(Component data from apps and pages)
++++++++

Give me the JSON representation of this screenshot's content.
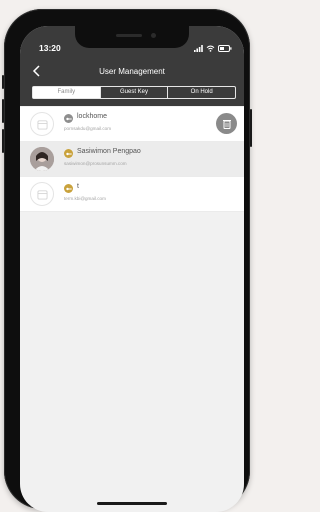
{
  "status_bar": {
    "time": "13:20"
  },
  "header": {
    "title": "User Management",
    "back_icon": "chevron-left-icon"
  },
  "tabs": [
    {
      "label": "Family",
      "active": true
    },
    {
      "label": "Guest Key",
      "active": false
    },
    {
      "label": "On Hold",
      "active": false
    }
  ],
  "users": [
    {
      "name": "lockhome",
      "email": "pornsakdu@gmail.com",
      "badge_color": "#8e8e8e",
      "badge_icon": "key-icon",
      "avatar": "placeholder",
      "has_action": true,
      "action_icon": "trash-icon"
    },
    {
      "name": "Sasiwimon Pengpao",
      "email": "sasiwimon@prosunsumm.com",
      "badge_color": "#c9a23c",
      "badge_icon": "key-icon",
      "avatar": "photo",
      "has_action": false
    },
    {
      "name": "t",
      "email": "term.kbi@gmail.com",
      "badge_color": "#c9a23c",
      "badge_icon": "key-icon",
      "avatar": "placeholder",
      "has_action": false
    }
  ],
  "colors": {
    "header_bg": "#3b3b3b",
    "gold_badge": "#c9a23c",
    "grey_badge": "#8e8e8e"
  }
}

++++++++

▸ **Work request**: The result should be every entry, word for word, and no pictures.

▸ **Result**:
Give me the JSON representation of this screenshot's content.
{
  "status_bar": {
    "time": "13:20"
  },
  "header": {
    "title": "User Management",
    "back_icon": "chevron-left-icon"
  },
  "tabs": [
    {
      "label": "Family",
      "active": true
    },
    {
      "label": "Guest Key",
      "active": false
    },
    {
      "label": "On Hold",
      "active": false
    }
  ],
  "users": [
    {
      "name": "lockhome",
      "email": "pornsakdu@gmail.com",
      "badge_color": "#8e8e8e",
      "badge_icon": "key-icon",
      "avatar": "placeholder",
      "has_action": true,
      "action_icon": "trash-icon"
    },
    {
      "name": "Sasiwimon Pengpao",
      "email": "sasiwimon@prosunsumm.com",
      "badge_color": "#c9a23c",
      "badge_icon": "key-icon",
      "avatar": "photo",
      "has_action": false
    },
    {
      "name": "t",
      "email": "term.kbi@gmail.com",
      "badge_color": "#c9a23c",
      "badge_icon": "key-icon",
      "avatar": "placeholder",
      "has_action": false
    }
  ],
  "colors": {
    "header_bg": "#3b3b3b",
    "gold_badge": "#c9a23c",
    "grey_badge": "#8e8e8e"
  }
}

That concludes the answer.